I’m really glad you guys got to see him (and her, of course). I hope we get a pic but if we don’t I won’t even really care because guys, they were there just for themselves. It wasn’t for public support. If we don’t get a pic it will mean that they wanted to make it even more private. And I’m fine with them being private if it’s like this.

Meanwhile, I will be here, crying.


“Blanche was in my acting plan for 30 years. I’ve wanted to play her since I was a teenager. You kind of feel that you can’t go backwards in terms of degree of genius. So it really does feel like, where does one go from here? And does that mean that you’re primarily sticking within the classics and the odd contemporary play that blows everybody’s mind? And if that is it, do I then start making the list as a 47-year-old, ‘O.K. so how old approximately is Hedda [Gabler], how old is Lady Macbeth?’ Do I need to start mapping that out?” -  Gillian Anderson’s Ferocious Turn as Blanche DuBois Has Been 30 Years in the Making

“I want to try not to repeat myself. But then I seem to do it continuously in my films. It’s not something I make any effort to do. I just want to make films that are personal, but interesting to an audience. I feel I get criticized for style over substance, and for details that get in the way of the characters. But every decision I make is how to bring those characters forward.” - Wes Anderson, born on May 1st, 1969.

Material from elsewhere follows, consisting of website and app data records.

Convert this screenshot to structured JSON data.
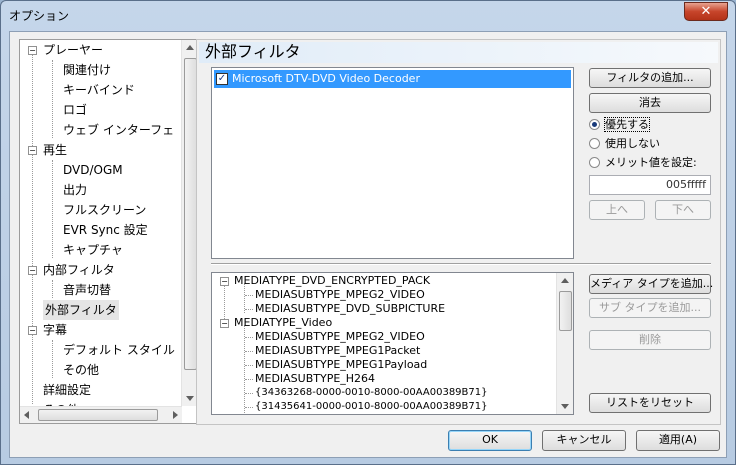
{
  "window": {
    "title": "オプション",
    "close_label": "✕"
  },
  "tree": {
    "items": [
      {
        "label": "プレーヤー",
        "level": 0,
        "expander": "−"
      },
      {
        "label": "関連付け",
        "level": 1
      },
      {
        "label": "キーバインド",
        "level": 1
      },
      {
        "label": "ロゴ",
        "level": 1
      },
      {
        "label": "ウェブ インターフェ",
        "level": 1
      },
      {
        "label": "再生",
        "level": 0,
        "expander": "−"
      },
      {
        "label": "DVD/OGM",
        "level": 1
      },
      {
        "label": "出力",
        "level": 1
      },
      {
        "label": "フルスクリーン",
        "level": 1
      },
      {
        "label": "EVR Sync 設定",
        "level": 1
      },
      {
        "label": "キャプチャ",
        "level": 1
      },
      {
        "label": "内部フィルタ",
        "level": 0,
        "expander": "−"
      },
      {
        "label": "音声切替",
        "level": 1
      },
      {
        "label": "外部フィルタ",
        "level": 0,
        "selected": true
      },
      {
        "label": "字幕",
        "level": 0,
        "expander": "−"
      },
      {
        "label": "デフォルト スタイル",
        "level": 1
      },
      {
        "label": "その他",
        "level": 1
      },
      {
        "label": "詳細設定",
        "level": 0
      },
      {
        "label": "その他",
        "level": 0
      }
    ]
  },
  "page": {
    "title": "外部フィルタ",
    "filters": [
      {
        "label": "Microsoft DTV-DVD Video Decoder",
        "checked": true
      }
    ],
    "buttons": {
      "add_filter": "フィルタの追加...",
      "remove": "消去",
      "up": "上へ",
      "down": "下へ",
      "add_media_type": "メディア タイプを追加...",
      "add_subtype": "サブ タイプを追加...",
      "delete": "削除",
      "reset_list": "リストをリセット"
    },
    "radios": [
      {
        "label": "優先する",
        "selected": true
      },
      {
        "label": "使用しない",
        "selected": false
      },
      {
        "label": "メリット値を設定:",
        "selected": false
      }
    ],
    "merit_value": "005fffff",
    "media_tree": [
      {
        "label": "MEDIATYPE_DVD_ENCRYPTED_PACK",
        "level": 0
      },
      {
        "label": "MEDIASUBTYPE_MPEG2_VIDEO",
        "level": 1
      },
      {
        "label": "MEDIASUBTYPE_DVD_SUBPICTURE",
        "level": 1
      },
      {
        "label": "MEDIATYPE_Video",
        "level": 0
      },
      {
        "label": "MEDIASUBTYPE_MPEG2_VIDEO",
        "level": 1
      },
      {
        "label": "MEDIASUBTYPE_MPEG1Packet",
        "level": 1
      },
      {
        "label": "MEDIASUBTYPE_MPEG1Payload",
        "level": 1
      },
      {
        "label": "MEDIASUBTYPE_H264",
        "level": 1
      },
      {
        "label": "{34363268-0000-0010-8000-00AA00389B71}",
        "level": 1
      },
      {
        "label": "{31435641-0000-0010-8000-00AA00389B71}",
        "level": 1
      }
    ]
  },
  "footer": {
    "ok": "OK",
    "cancel": "キャンセル",
    "apply": "適用(A)"
  },
  "colors": {
    "selection": "#3399ff",
    "close_button": "#c7452b"
  }
}
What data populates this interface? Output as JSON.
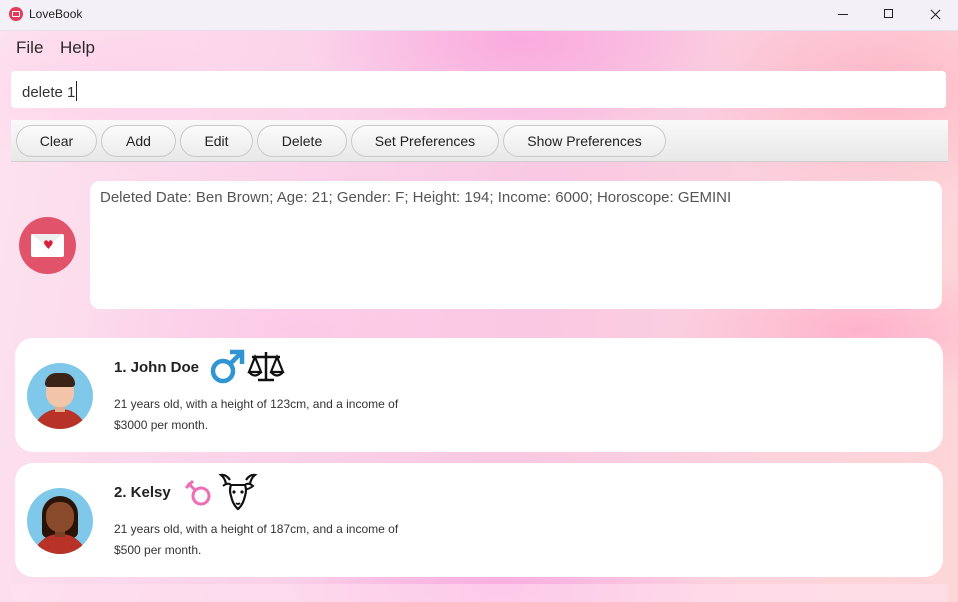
{
  "window": {
    "title": "LoveBook"
  },
  "menu": {
    "file": "File",
    "help": "Help"
  },
  "command": {
    "value": "delete 1"
  },
  "toolbar": {
    "clear": "Clear",
    "add": "Add",
    "edit": "Edit",
    "delete": "Delete",
    "set_preferences": "Set Preferences",
    "show_preferences": "Show Preferences"
  },
  "result": {
    "message": "Deleted Date: Ben Brown; Age: 21; Gender: F; Height: 194; Income: 6000; Horoscope: GEMINI"
  },
  "dates": [
    {
      "index_name": "1.  John Doe",
      "line1": "21 years old, with a height of 123cm, and a income of",
      "line2": "$3000 per month.",
      "gender_icon": "male-symbol-icon",
      "horoscope_icon": "libra-icon",
      "avatar_skin": "#f2c4a8",
      "avatar_hair": "#3b2417",
      "avatar_shirt": "#c0392b"
    },
    {
      "index_name": "2.  Kelsy",
      "line1": "21 years old, with a height of 187cm, and a income of",
      "line2": "$500 per month.",
      "gender_icon": "female-symbol-icon",
      "horoscope_icon": "capricorn-goat-icon",
      "avatar_skin": "#8a4b2c",
      "avatar_hair": "#2a1408",
      "avatar_shirt": "#c0392b"
    }
  ],
  "colors": {
    "male_symbol": "#2f95d3",
    "female_symbol": "#ee6eb5",
    "envelope_badge": "#e0536b",
    "app_icon": "#e23c5a"
  }
}
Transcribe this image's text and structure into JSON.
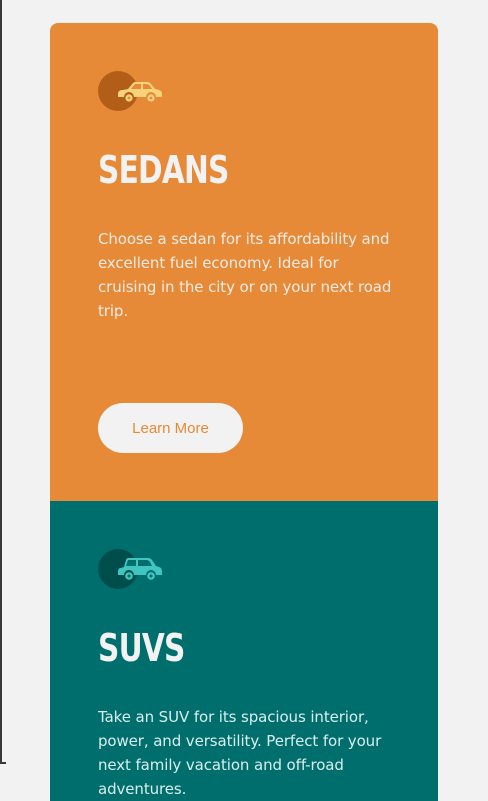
{
  "cards": [
    {
      "title": "SEDANS",
      "description": "Choose a sedan for its affordability and excellent fuel economy. Ideal for cruising in the city or on your next road trip.",
      "button_label": "Learn More",
      "icon": "sedan-car-icon",
      "color": "#e68a38"
    },
    {
      "title": "SUVS",
      "description": "Take an SUV for its spacious interior, power, and versatility. Perfect for your next family vacation and off-road adventures.",
      "icon": "suv-car-icon",
      "color": "#006e6c"
    }
  ]
}
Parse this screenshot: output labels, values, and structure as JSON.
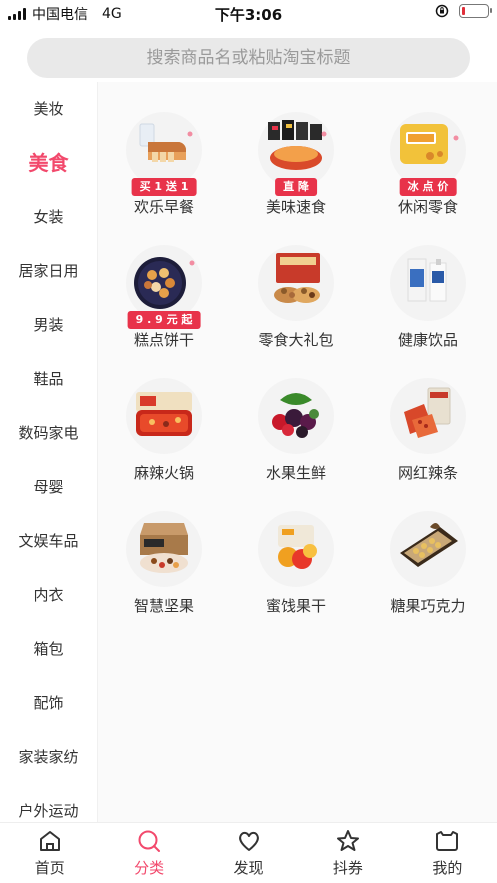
{
  "status": {
    "carrier": "中国电信",
    "network": "4G",
    "time": "下午3:06"
  },
  "search": {
    "placeholder": "搜索商品名或粘贴淘宝标题"
  },
  "sidebar": {
    "items": [
      {
        "label": "美妆"
      },
      {
        "label": "美食"
      },
      {
        "label": "女装"
      },
      {
        "label": "居家日用"
      },
      {
        "label": "男装"
      },
      {
        "label": "鞋品"
      },
      {
        "label": "数码家电"
      },
      {
        "label": "母婴"
      },
      {
        "label": "文娱车品"
      },
      {
        "label": "内衣"
      },
      {
        "label": "箱包"
      },
      {
        "label": "配饰"
      },
      {
        "label": "家装家纺"
      },
      {
        "label": "户外运动"
      }
    ],
    "active_index": 1
  },
  "categories": [
    {
      "label": "欢乐早餐",
      "tag": "买 1 送 1",
      "icon": "bread-icon"
    },
    {
      "label": "美味速食",
      "tag": "直 降",
      "icon": "instant-noodles-icon"
    },
    {
      "label": "休闲零食",
      "tag": "冰 点 价",
      "icon": "snack-bag-icon"
    },
    {
      "label": "糕点饼干",
      "tag": "9 . 9 元 起",
      "icon": "cookie-tin-icon"
    },
    {
      "label": "零食大礼包",
      "tag": "",
      "icon": "gift-box-icon"
    },
    {
      "label": "健康饮品",
      "tag": "",
      "icon": "drink-carton-icon"
    },
    {
      "label": "麻辣火锅",
      "tag": "",
      "icon": "hotpot-icon"
    },
    {
      "label": "水果生鲜",
      "tag": "",
      "icon": "fruit-icon"
    },
    {
      "label": "网红辣条",
      "tag": "",
      "icon": "spicy-strip-icon"
    },
    {
      "label": "智慧坚果",
      "tag": "",
      "icon": "nut-box-icon"
    },
    {
      "label": "蜜饯果干",
      "tag": "",
      "icon": "dried-fruit-icon"
    },
    {
      "label": "糖果巧克力",
      "tag": "",
      "icon": "chocolate-box-icon"
    }
  ],
  "tabbar": {
    "items": [
      {
        "label": "首页",
        "icon": "home-icon"
      },
      {
        "label": "分类",
        "icon": "search-icon"
      },
      {
        "label": "发现",
        "icon": "heart-icon"
      },
      {
        "label": "抖券",
        "icon": "star-icon"
      },
      {
        "label": "我的",
        "icon": "profile-icon"
      }
    ],
    "active_index": 1
  },
  "colors": {
    "accent": "#f2496c",
    "tag": "#e8334a",
    "search_bg": "#e9e9e9"
  }
}
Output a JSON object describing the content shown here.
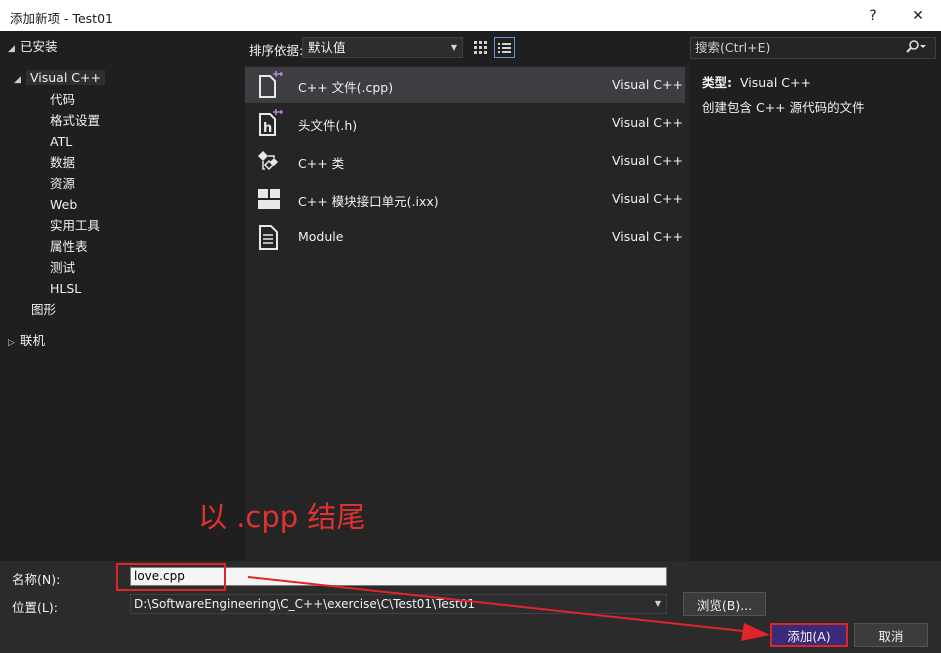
{
  "window": {
    "title": "添加新项 - Test01",
    "help_label": "?",
    "close_label": "✕"
  },
  "tree": {
    "installed": "已安装",
    "visual_cpp": "Visual C++",
    "children": [
      "代码",
      "格式设置",
      "ATL",
      "数据",
      "资源",
      "Web",
      "实用工具",
      "属性表",
      "测试",
      "HLSL"
    ],
    "graphics": "图形",
    "online": "联机"
  },
  "toolbar": {
    "sort_label": "排序依据:",
    "sort_value": "默认值"
  },
  "templates": [
    {
      "name": "C++ 文件(.cpp)",
      "type": "Visual C++",
      "icon": "cpp-file-icon"
    },
    {
      "name": "头文件(.h)",
      "type": "Visual C++",
      "icon": "header-file-icon"
    },
    {
      "name": "C++ 类",
      "type": "Visual C++",
      "icon": "class-icon"
    },
    {
      "name": "C++ 模块接口单元(.ixx)",
      "type": "Visual C++",
      "icon": "module-interface-icon"
    },
    {
      "name": "Module",
      "type": "Visual C++",
      "icon": "module-icon"
    }
  ],
  "search": {
    "placeholder": "搜索(Ctrl+E)"
  },
  "description": {
    "type_label": "类型:",
    "type_value": "Visual C++",
    "text": "创建包含 C++ 源代码的文件"
  },
  "annotation": "以 .cpp 结尾",
  "form": {
    "name_label": "名称(N):",
    "name_value": "love.cpp",
    "location_label": "位置(L):",
    "location_value": "D:\\SoftwareEngineering\\C_C++\\exercise\\C\\Test01\\Test01",
    "browse_label": "浏览(B)...",
    "add_label": "添加(A)",
    "cancel_label": "取消"
  },
  "colors": {
    "accent_purple": "#b180d7",
    "annotation_red": "#e03232",
    "add_button_bg": "#3a2a7a"
  }
}
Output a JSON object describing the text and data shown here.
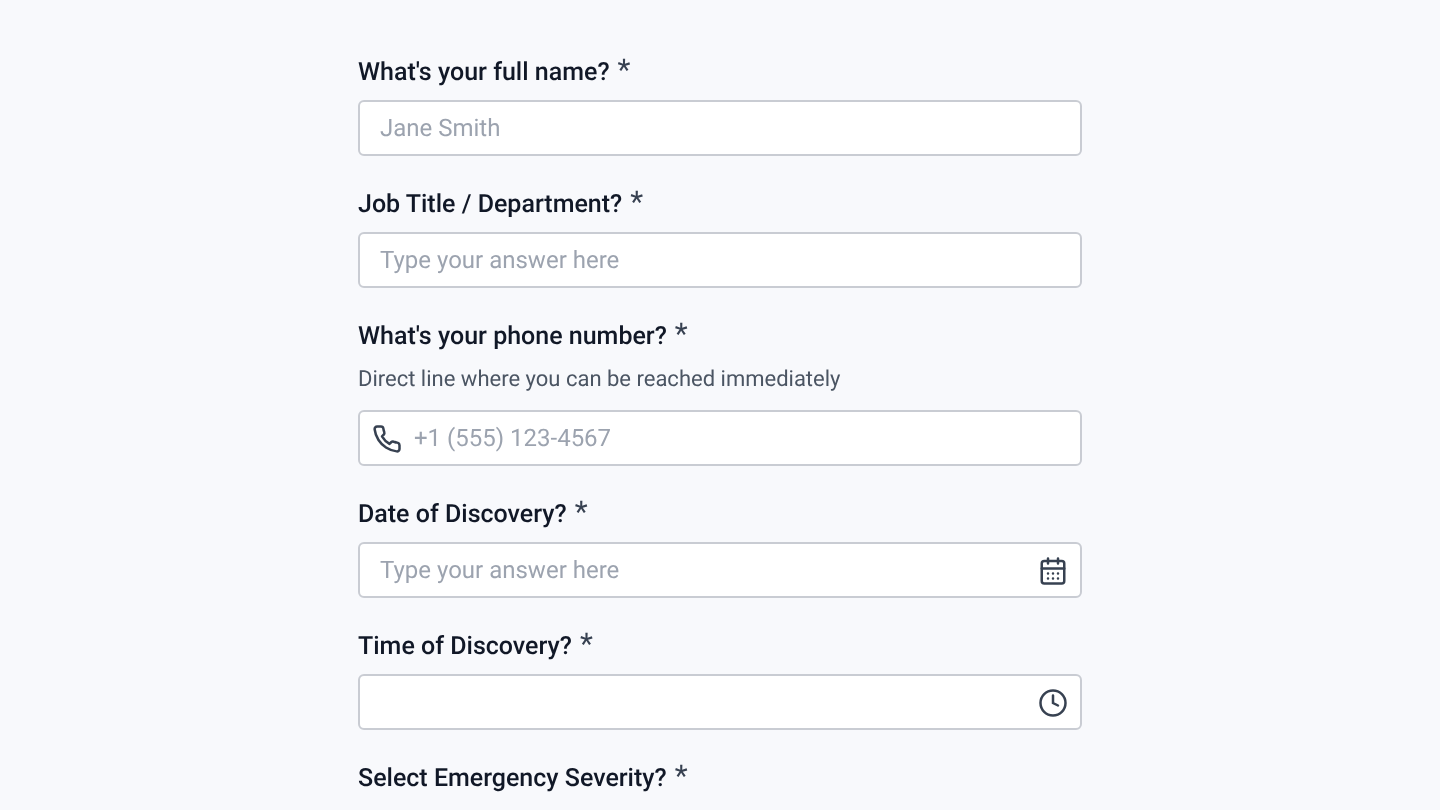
{
  "questions": [
    {
      "kind": "text",
      "label": "What's your full name?",
      "asterisk": "*",
      "placeholder": "Jane Smith"
    },
    {
      "kind": "text",
      "label": "Job Title / Department?",
      "asterisk": "*",
      "placeholder": "Type your answer here"
    },
    {
      "kind": "phone",
      "label": "What's your phone number?",
      "asterisk": "*",
      "hint": "Direct line where you can be reached immediately",
      "placeholder": "+1 (555) 123-4567"
    },
    {
      "kind": "date",
      "label": "Date of Discovery?",
      "asterisk": "*",
      "placeholder": "Type your answer here"
    },
    {
      "kind": "time",
      "label": "Time of Discovery?",
      "asterisk": "*"
    },
    {
      "kind": "choice",
      "label": "Select Emergency Severity?",
      "asterisk": "*"
    }
  ]
}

Watch 2.5 hours worth of video essays on his entire filmography.